RECORDS FOR THIS TASK Block Start
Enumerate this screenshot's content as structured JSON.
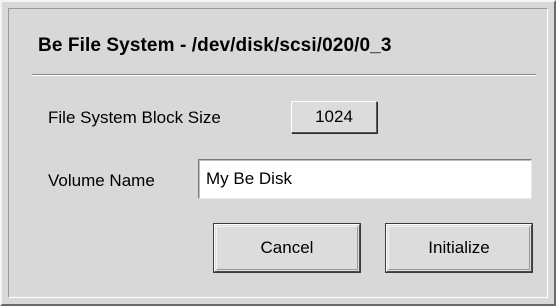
{
  "dialog": {
    "title": "Be File System - /dev/disk/scsi/020/0_3"
  },
  "form": {
    "block_size_label": "File System Block Size",
    "block_size_value": "1024",
    "volume_name_label": "Volume Name",
    "volume_name_value": "My Be Disk"
  },
  "buttons": {
    "cancel_label": "Cancel",
    "initialize_label": "Initialize"
  },
  "colors": {
    "dialog_background": "#d8d8d8",
    "field_background": "#ffffff"
  }
}
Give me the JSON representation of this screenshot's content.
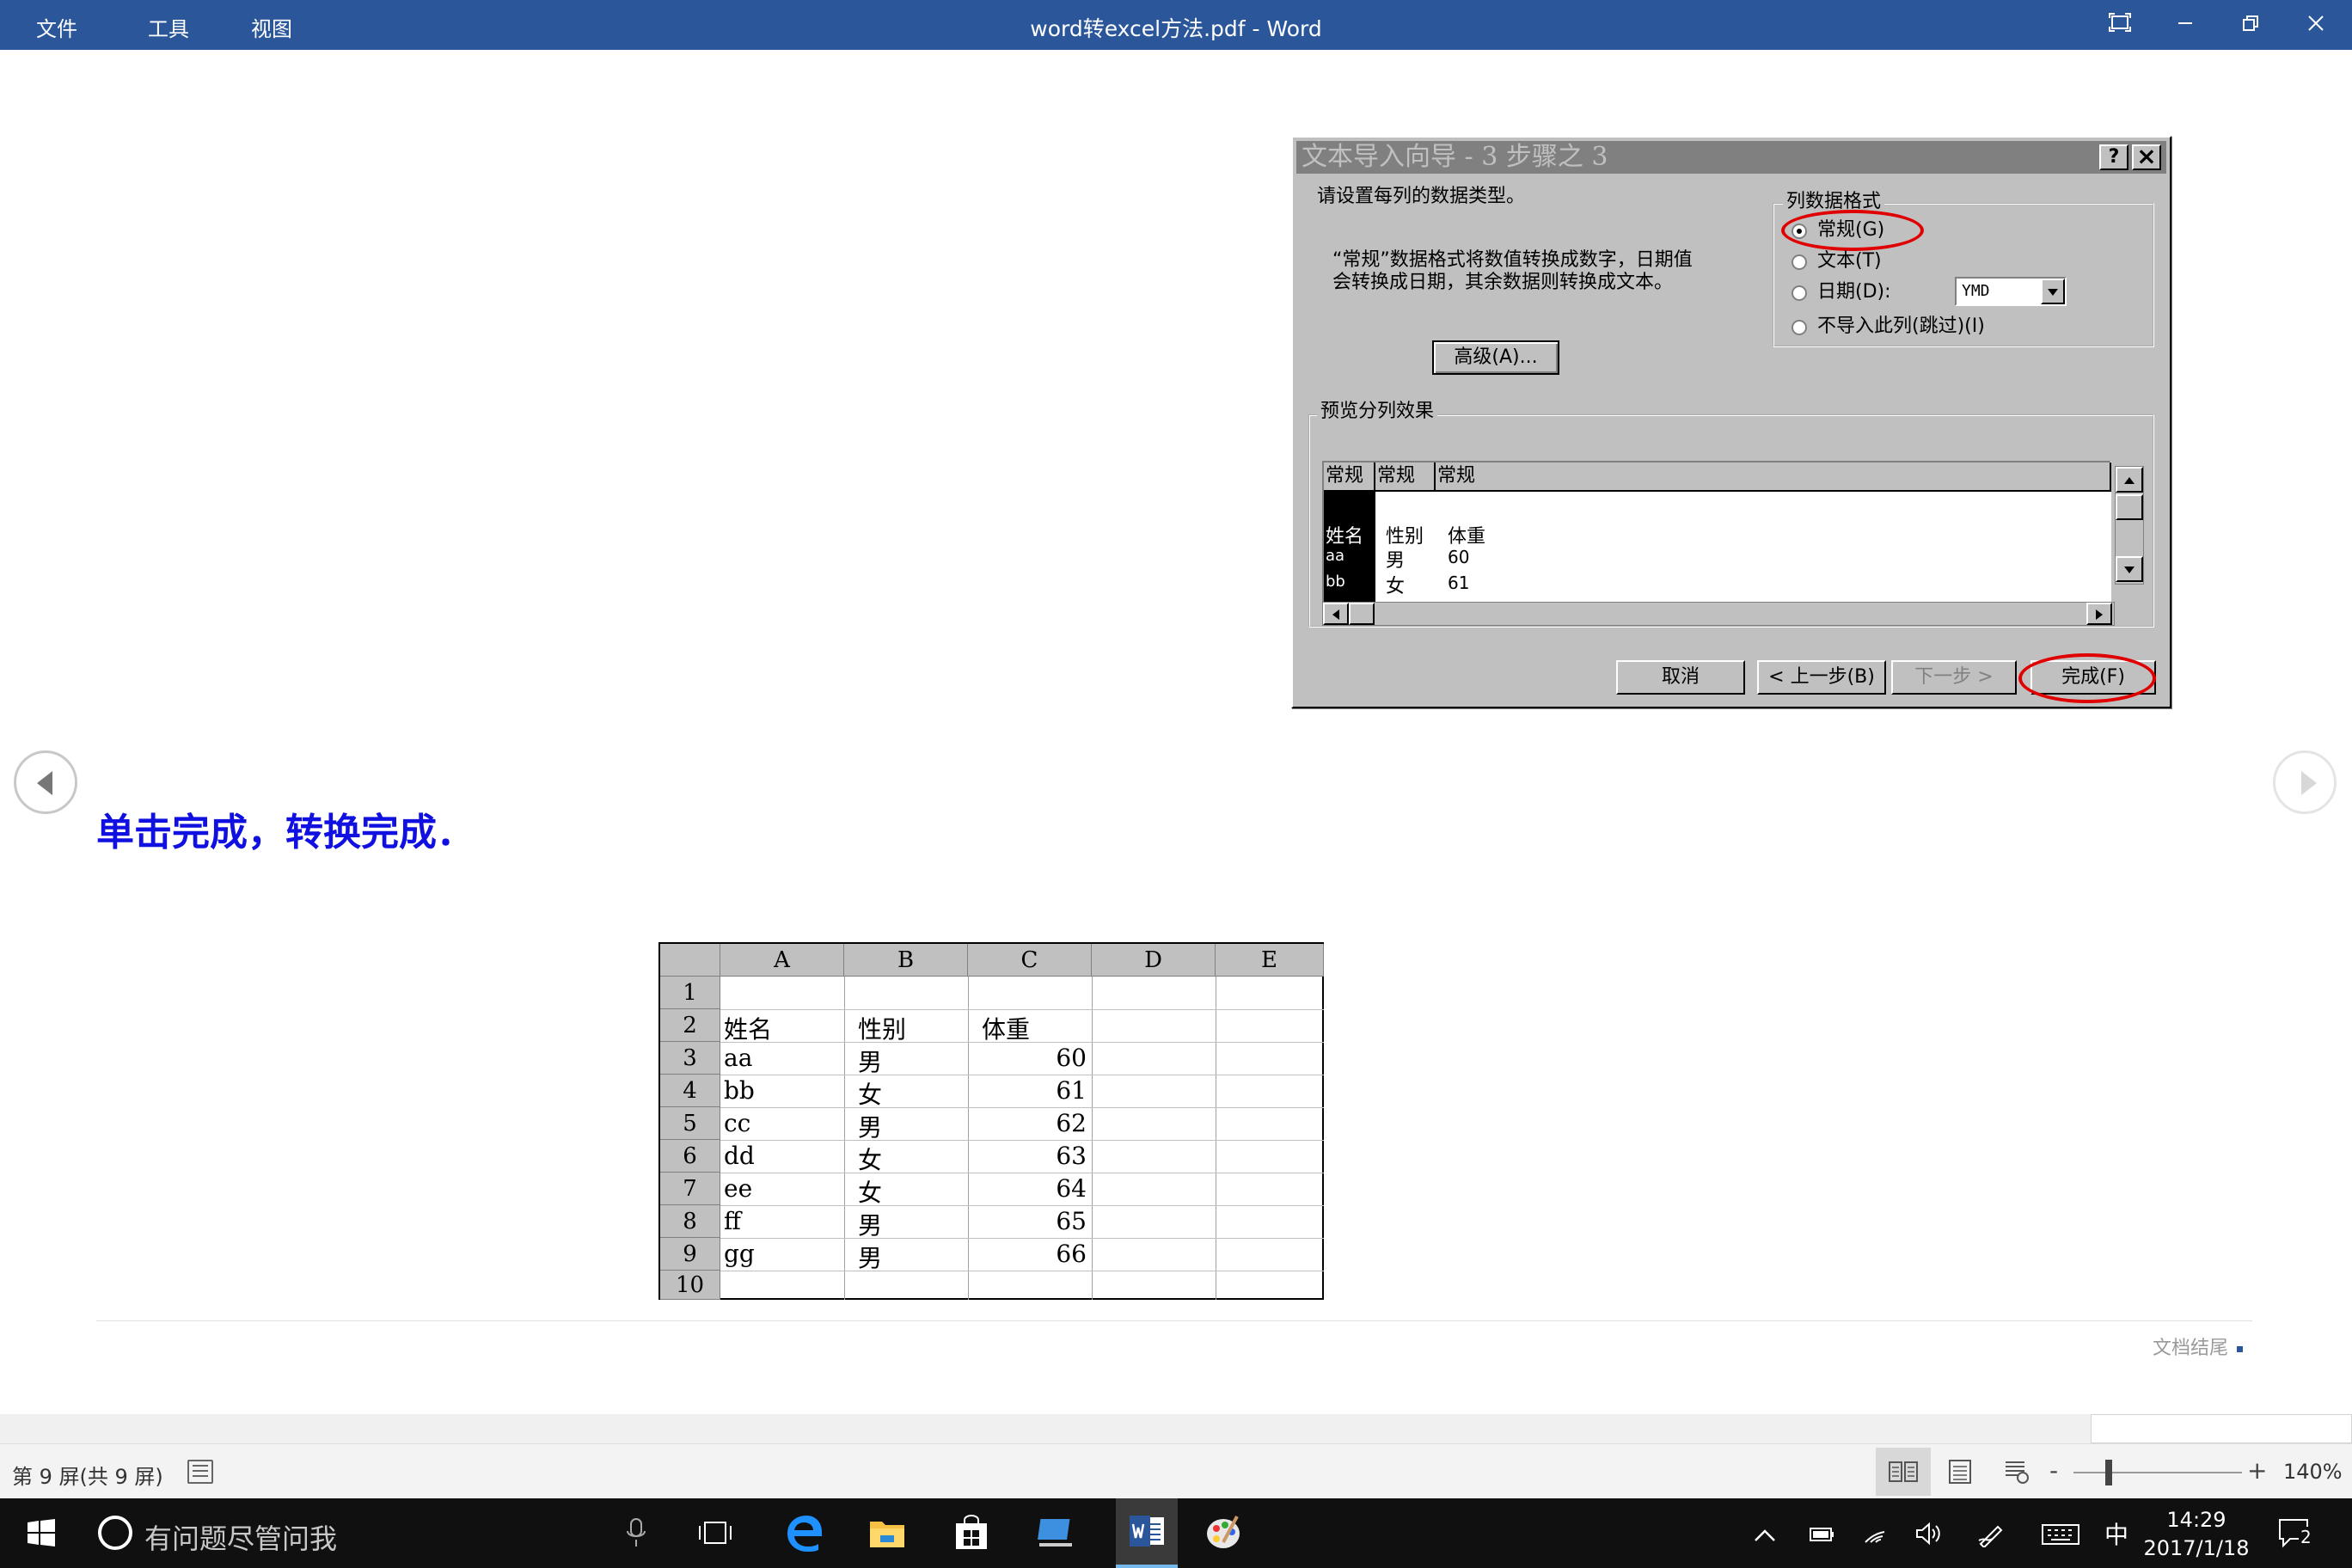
{
  "titlebar": {
    "menus": [
      "文件",
      "工具",
      "视图"
    ],
    "title": "word转excel方法.pdf  -  Word",
    "fullscreen_icon": "fullscreen-icon",
    "min_icon": "minimize-icon",
    "restore_icon": "restore-icon",
    "close_icon": "close-icon"
  },
  "dialog": {
    "title": "文本导入向导 - 3 步骤之 3",
    "help": "?",
    "close": "×",
    "instruction": "请设置每列的数据类型。",
    "desc_line1": "“常规”数据格式将数值转换成数字，日期值",
    "desc_line2": "会转换成日期，其余数据则转换成文本。",
    "advanced": "高级(A)...",
    "format_group": "列数据格式",
    "options": [
      "常规(G)",
      "文本(T)",
      "日期(D):",
      "不导入此列(跳过)(I)"
    ],
    "date_value": "YMD",
    "preview_label": "预览分列效果",
    "preview_headers": [
      "常规",
      "常规",
      "常规"
    ],
    "preview_rows": [
      [
        "姓名",
        "性别",
        "体重"
      ],
      [
        "aa",
        "男",
        "60"
      ],
      [
        "bb",
        "女",
        "61"
      ]
    ],
    "buttons": {
      "cancel": "取消",
      "back": "< 上一步(B)",
      "next": "下一步 >",
      "finish": "完成(F)"
    }
  },
  "caption": "单击完成，转换完成．",
  "sheet": {
    "columns": [
      "A",
      "B",
      "C",
      "D",
      "E"
    ],
    "rows": [
      "1",
      "2",
      "3",
      "4",
      "5",
      "6",
      "7",
      "8",
      "9",
      "10"
    ],
    "data": [
      [
        "",
        "",
        ""
      ],
      [
        "姓名",
        "性别",
        "体重"
      ],
      [
        "aa",
        "男",
        "60"
      ],
      [
        "bb",
        "女",
        "61"
      ],
      [
        "cc",
        "男",
        "62"
      ],
      [
        "dd",
        "女",
        "63"
      ],
      [
        "ee",
        "女",
        "64"
      ],
      [
        "ff",
        "男",
        "65"
      ],
      [
        "gg",
        "男",
        "66"
      ],
      [
        "",
        "",
        ""
      ]
    ]
  },
  "end_mark": "文档结尾",
  "status": {
    "page": "第 9 屏(共 9 屏)",
    "zoom": "140%",
    "minus": "-",
    "plus": "+"
  },
  "taskbar": {
    "search_placeholder": "有问题尽管问我",
    "time": "14:29",
    "date": "2017/1/18",
    "ime": "中",
    "notifications": "2"
  }
}
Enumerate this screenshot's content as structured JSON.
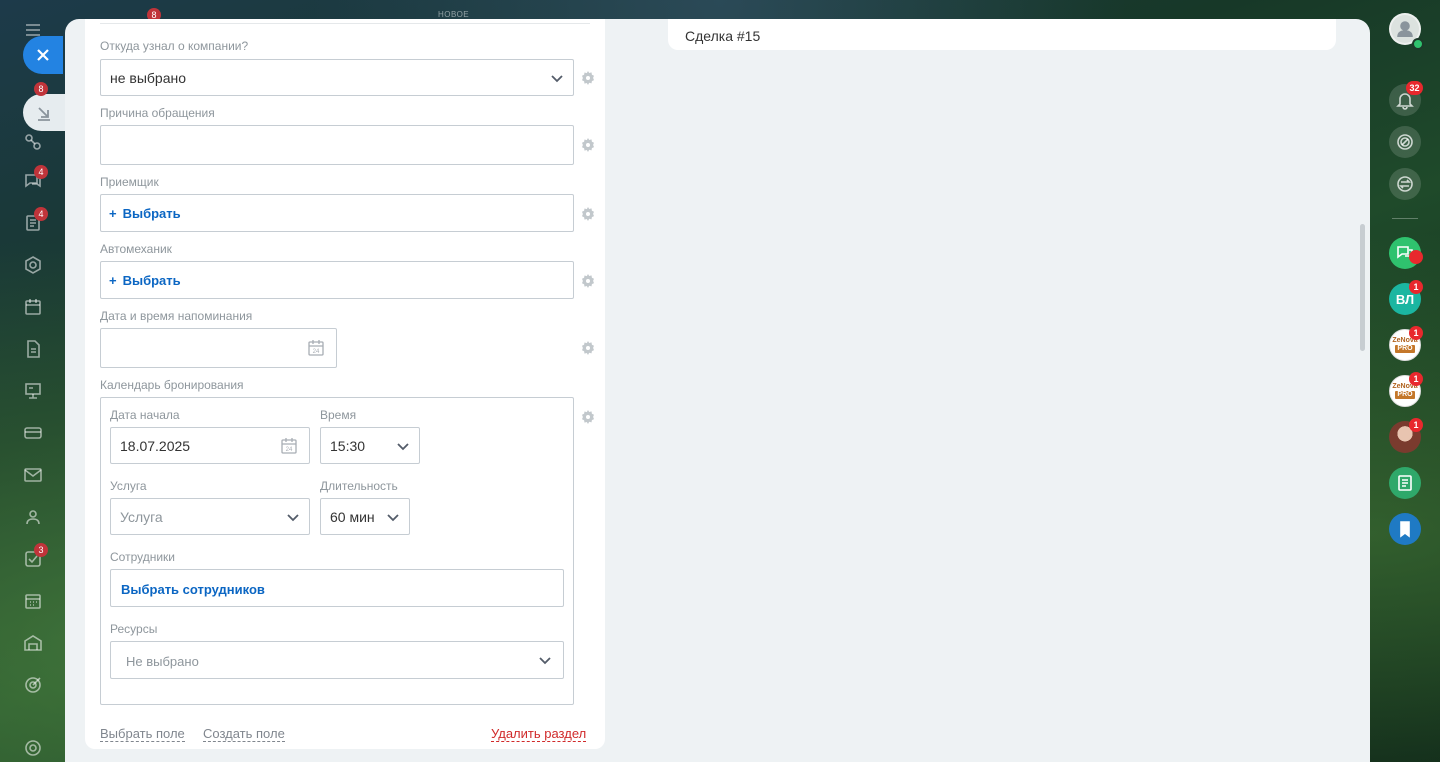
{
  "background_top": {
    "ghost_label": "НОВОЕ",
    "ghost_badge": "8"
  },
  "left_nav": {
    "badges": {
      "feed": "8",
      "chats": "4",
      "tasks_doc": "4",
      "tasks": "3"
    },
    "icons": [
      "menu-icon",
      "feed-icon",
      "crm-icon",
      "chat-icon",
      "documents-icon",
      "sites-icon",
      "calendar-icon",
      "file-icon",
      "presentation-icon",
      "payments-icon",
      "mail-icon",
      "contacts-icon",
      "tasks-icon",
      "schedule-icon",
      "warehouse-icon",
      "goals-icon",
      "settings-icon"
    ]
  },
  "deal": {
    "title": "Сделка #15"
  },
  "form": {
    "source_label": "Откуда узнал о компании?",
    "source_value": "не выбрано",
    "reason_label": "Причина обращения",
    "reason_value": "",
    "receiver_label": "Приемщик",
    "receiver_action": "Выбрать",
    "mechanic_label": "Автомеханик",
    "mechanic_action": "Выбрать",
    "reminder_label": "Дата и время напоминания",
    "reminder_value": "",
    "calendar_icon_day": "24",
    "booking": {
      "label": "Календарь бронирования",
      "start_date_label": "Дата начала",
      "start_date_value": "18.07.2025",
      "time_label": "Время",
      "time_value": "15:30",
      "service_label": "Услуга",
      "service_placeholder": "Услуга",
      "duration_label": "Длительность",
      "duration_value": "60 мин",
      "staff_label": "Сотрудники",
      "staff_action": "Выбрать сотрудников",
      "resources_label": "Ресурсы",
      "resources_value": "Не выбрано"
    },
    "footer": {
      "select_field": "Выбрать поле",
      "create_field": "Создать поле",
      "delete_section": "Удалить раздел"
    }
  },
  "right_rail": {
    "notifications_badge": "32",
    "avatar_vl_initials": "ВЛ",
    "avatar_vl_badge": "1",
    "zenova_badge_1": "1",
    "zenova_badge_2": "1",
    "photo_badge": "1",
    "zenova_text": "ZeNova",
    "zenova_pro": "PRO"
  },
  "colors": {
    "accent": "#2383e2",
    "link": "#0b66c3",
    "danger": "#d02a2a",
    "badge": "#e8282d"
  }
}
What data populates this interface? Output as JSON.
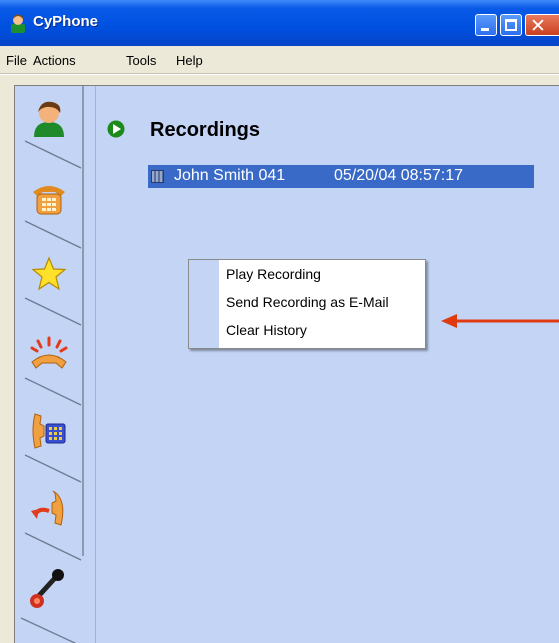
{
  "window": {
    "title": "CyPhone"
  },
  "menu": {
    "file": "File",
    "actions": "Actions",
    "tools": "Tools",
    "help": "Help"
  },
  "tabs": [
    {
      "icon": "contacts-icon"
    },
    {
      "icon": "dialpad-phone-icon"
    },
    {
      "icon": "favorites-star-icon"
    },
    {
      "icon": "ringing-phone-icon"
    },
    {
      "icon": "phone-keypad-icon"
    },
    {
      "icon": "call-back-icon"
    },
    {
      "icon": "microphone-icon",
      "active": true
    }
  ],
  "panel": {
    "title": "Recordings",
    "recordings": [
      {
        "name": "John Smith 041",
        "datetime": "05/20/04 08:57:17"
      }
    ]
  },
  "context_menu": {
    "items": [
      "Play Recording",
      "Send Recording as E-Mail",
      "Clear History"
    ]
  },
  "colors": {
    "titlebar": "#0050e0",
    "panel_bg": "#c3d4f5",
    "selection": "#3a6ac8",
    "annotation_arrow": "#e03a10"
  }
}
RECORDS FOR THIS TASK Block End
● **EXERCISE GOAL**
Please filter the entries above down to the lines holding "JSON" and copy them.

● **WRITTEN SOLUTION**
Enumerate this screenshot's content as structured JSON.
Give me the JSON representation of this screenshot's content.
Enumerate this screenshot's content as structured JSON.
What data populates this interface? Output as JSON.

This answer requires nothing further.